– Rare Country
George Strait reminded everyone why he’s the King of Country Music with a solo performance at the 54th ACM Awards. Bringing a welcome dose of classy sophistication to a night of bombastic spectacle, his rendition of “God and Country Music” was an instant classic.
Standing tall alone at the front of the stage – just like the cowboy he is – Strait delivered a tribute to two things he figures are worth saving, no matter how much the world changes. Strumming his gleaming black guitar and dressed in his usual collared shirt and black cowboy hat, Strait refocused the MGM Grand Garden Arena’s attention on to the eternal things in life, while a simple video montage of horses and sweeping Western vistas played behind him. “God and Country Music” appears on Strait’s just-released Honky Tonk Time Machine– his 30th studio album. The track features his young grandson Harvey on album.

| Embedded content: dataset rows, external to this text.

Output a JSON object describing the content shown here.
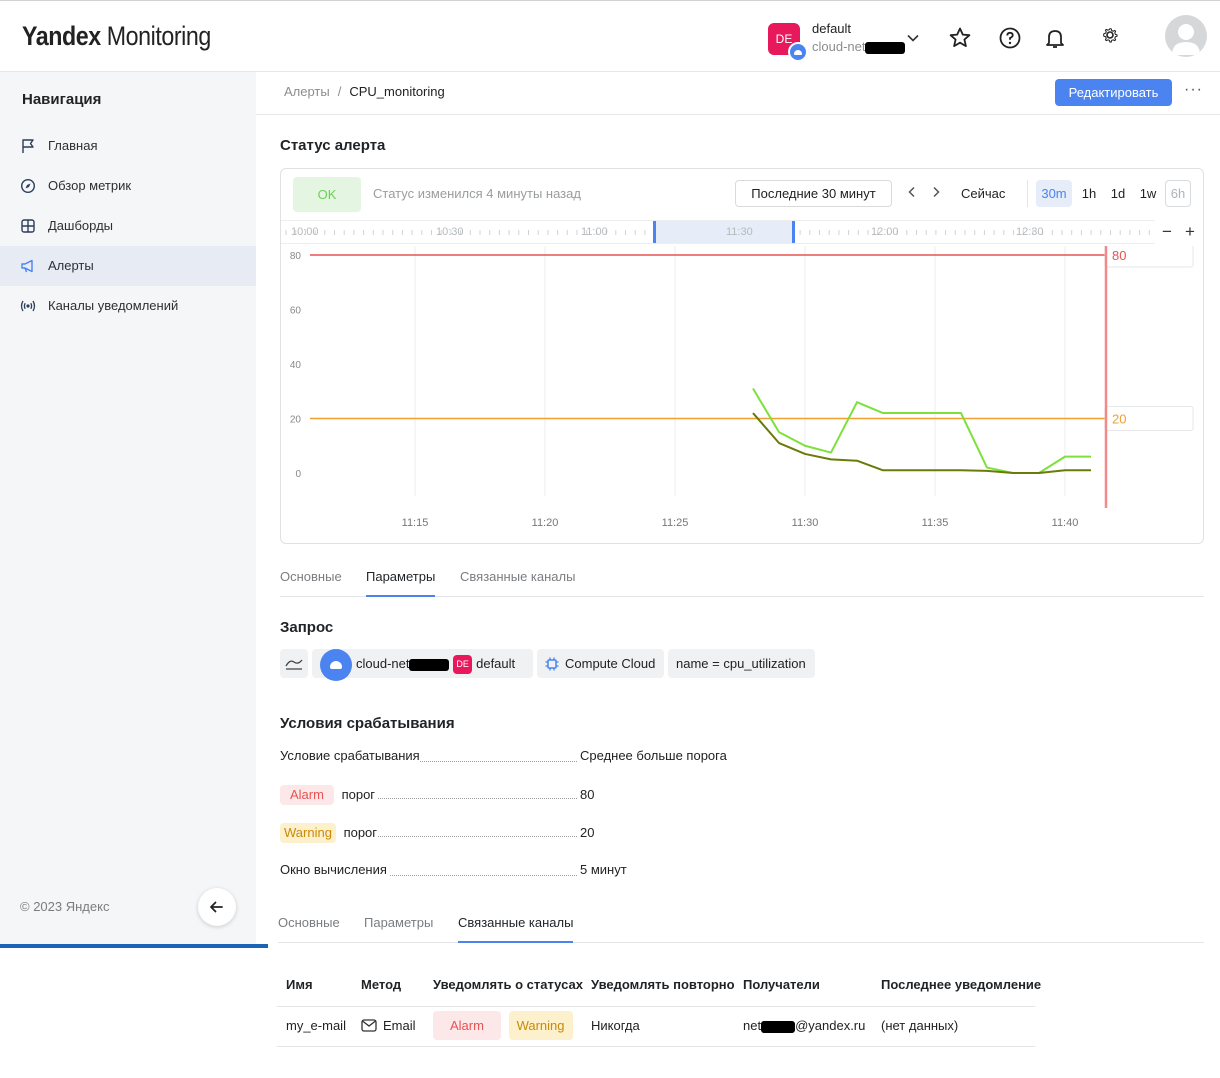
{
  "header": {
    "logo_bold": "Yandex",
    "logo_rest": " Monitoring",
    "project_avatar": "DE",
    "project_name": "default",
    "project_cloud": "cloud-net"
  },
  "sidebar": {
    "title": "Навигация",
    "items": [
      {
        "label": "Главная",
        "icon": "flag-icon"
      },
      {
        "label": "Обзор метрик",
        "icon": "compass-icon"
      },
      {
        "label": "Дашборды",
        "icon": "dashboard-grid-icon"
      },
      {
        "label": "Алерты",
        "icon": "megaphone-icon",
        "active": true
      },
      {
        "label": "Каналы уведомлений",
        "icon": "broadcast-icon"
      }
    ],
    "copyright": "© 2023 Яндекс"
  },
  "breadcrumb": {
    "parent": "Алерты",
    "separator": "/",
    "current": "CPU_monitoring"
  },
  "toolbar": {
    "edit_label": "Редактировать",
    "more_label": "···"
  },
  "alert_status": {
    "title": "Статус алерта",
    "status": "OK",
    "status_changed": "Статус изменился 4 минуты назад",
    "range_label": "Последние 30 минут",
    "now_label": "Сейчас",
    "zoom_options": [
      "30m",
      "1h",
      "1d",
      "1w",
      "6h"
    ],
    "zoom_selected": "30m",
    "timeline_labels": [
      "10:00",
      "10:30",
      "11:00",
      "11:30",
      "12:00",
      "12:30"
    ],
    "timeline_minus": "−",
    "timeline_plus": "+"
  },
  "chart_data": {
    "type": "line",
    "title": "",
    "xlabel": "",
    "ylabel": "",
    "x_ticks": [
      "11:15",
      "11:20",
      "11:25",
      "11:30",
      "11:35",
      "11:40"
    ],
    "y_ticks": [
      0,
      20,
      40,
      60,
      80
    ],
    "ylim": [
      0,
      85
    ],
    "xlim_minutes": [
      "11:11",
      "11:42"
    ],
    "grid": true,
    "thresholds": [
      {
        "value": 80,
        "label": "80",
        "color": "#e95252"
      },
      {
        "value": 20,
        "label": "20",
        "color": "#f0a030"
      }
    ],
    "series": [
      {
        "color": "#7ee03a",
        "x": [
          "11:28",
          "11:29",
          "11:30",
          "11:31",
          "11:32",
          "11:33",
          "11:34",
          "11:35",
          "11:36",
          "11:37",
          "11:38",
          "11:39",
          "11:40",
          "11:41"
        ],
        "values": [
          31,
          15,
          10,
          7.5,
          26,
          22,
          22,
          22,
          22,
          2,
          0,
          0,
          6,
          6
        ]
      },
      {
        "color": "#6b7a0a",
        "x": [
          "11:28",
          "11:29",
          "11:30",
          "11:31",
          "11:32",
          "11:33",
          "11:34",
          "11:35",
          "11:36",
          "11:37",
          "11:38",
          "11:39",
          "11:40",
          "11:41"
        ],
        "values": [
          22,
          11,
          7,
          5,
          4.5,
          1,
          1,
          1,
          1,
          0.8,
          0,
          0,
          1,
          1
        ]
      }
    ],
    "now_marker_color": "#f38a8a"
  },
  "tabs_top": [
    "Основные",
    "Параметры",
    "Связанные каналы"
  ],
  "tabs_top_active": 1,
  "query": {
    "title": "Запрос",
    "cloud": "cloud-net",
    "folder_avatar": "DE",
    "folder": "default",
    "service": "Compute Cloud",
    "selector": "name = cpu_utilization"
  },
  "conditions": {
    "title": "Условия срабатывания",
    "rows": [
      {
        "label": "Условие срабатывания",
        "value": "Среднее больше порога"
      },
      {
        "pill": "Alarm",
        "label": "порог",
        "value": "80"
      },
      {
        "pill": "Warning",
        "label": "порог",
        "value": "20"
      },
      {
        "label": "Окно вычисления",
        "value": "5 минут"
      }
    ]
  },
  "tabs_bottom": [
    "Основные",
    "Параметры",
    "Связанные каналы"
  ],
  "tabs_bottom_active": 2,
  "channels": {
    "columns": [
      "Имя",
      "Метод",
      "Уведомлять о статусах",
      "Уведомлять повторно",
      "Получатели",
      "Последнее уведомление"
    ],
    "rows": [
      {
        "name": "my_e-mail",
        "method": "Email",
        "statuses": [
          "Alarm",
          "Warning"
        ],
        "repeat": "Никогда",
        "recipient_prefix": "net",
        "recipient_suffix": "@yandex.ru",
        "last": "(нет данных)"
      }
    ]
  }
}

LURAY, Va. – Today, Ben “Crazy Cooter” Jones announced plans for the Good Ol’ Boys Fest, which will bring a fun weekend of “great music, hot cars, and good times.” Taking place at the Shenandoah Speedway on Highway 340 in Shenandoah, Virginia, on Saturday, August 10 and Sunday, August 11, the ‘Fest’ will be presented by “Cooter’s in the Valley” of Luray, Virginia.
Tickets go on sale Friday, April 5, with a limited number of tickets priced at $35 for the weekend. Once the limited quantity of advance tickets are sold, ticket pricing will increase. Tickets will also be available at all Cooter’s Place locations (Gatlinburg & Nashville, Tennessee and Luray, Virginia).
“This event will pay tribute to the 40th anniversary of America’s favorite family show, The Dukes of Hazzard,” says Ben Jones. “The Shenandoah Valley is the perfect setting for this event, and we are delighted to be presenting the Good Ol’ Boys Fest. We are going to have one more ‘Hot Time in Hazzard’!”
The Good Ol’ Boys Fest will feature cars and stars of the Dukes, plus a special lineup of country music stars and special guests. Among the Dukes cast who will be appearing are Tom Wopat (Luke Duke), Catherine Bach (Daisy Duke), Ben Jones(Cooter), Sonny Shroyer (Deputy Enos) and Rick Hurst (Deputy Cletus).
Ben “Cooter” Jones and his wife Alma Viator have presented a series of very successful “Dukes of Hazzard” events and are the owners of several “Cooter’s” shops and museums in Virginia and Tennessee.
– 2911 Media
A SONG FROM LIFE.
My sister was in a nursing home some time ago.
Her memory seemed selective, and conversations were somewhat confused.
Misty and I went to visit one afternoon and she wasn’t in her room.
We found her with a group of patients. and we watched from outside the door.
Someone, probably a nurse, was playing old time songs,
and the patients were smiling and singing along.
My sister was singing with enthusiasm, not missing a word.
The first time we’d seen her happy in too long.
More recently, I was thinking about that day,
and thought this should be a song, so I wrote and rewrote the words.
I thought of my friend, Michael Warner, a musician who lives in Australia.
We’ve written a few funny songs together, and I emailed him the words.
He wrote the music, sang it on a demo, and emailed it to me within three days.
Misty loves it and that’s good enough for me.
I did a mastering mix and today we’re sharing it with friends.
* * *
Mrs. Miller is singing the old songs
With the nurses at afternoon games.
She remembers the words to the old songs,
But forgotten her family’s names.
The past is just over her shoulder
And the music can turn back the years.
Old times flicker by the corner of her eye
When the old songs ring in her ears.
So, bring up the band and give them a hand.
While we can, let’s all sing along
And maybe we’ll find lost love in the memories
That live in the heart of old songs.
So, bring .. back.. the songs from the radio.
Leaving the cold of this old room behind.
The music we know will show us the way to go,
Take us to places that wait in our mind.
So, bring up the band and give them a hand.
While we can, let’s all sing along
And maybe we’ll find lost love in the memories
That live in the heart of Old Songs.
* * *
Listen to the demo here:
Words: Jack Blanchard, Music: Michael Warner.
Jack Blanchard Songs (BMI).
© Jack Blanchard, 2019.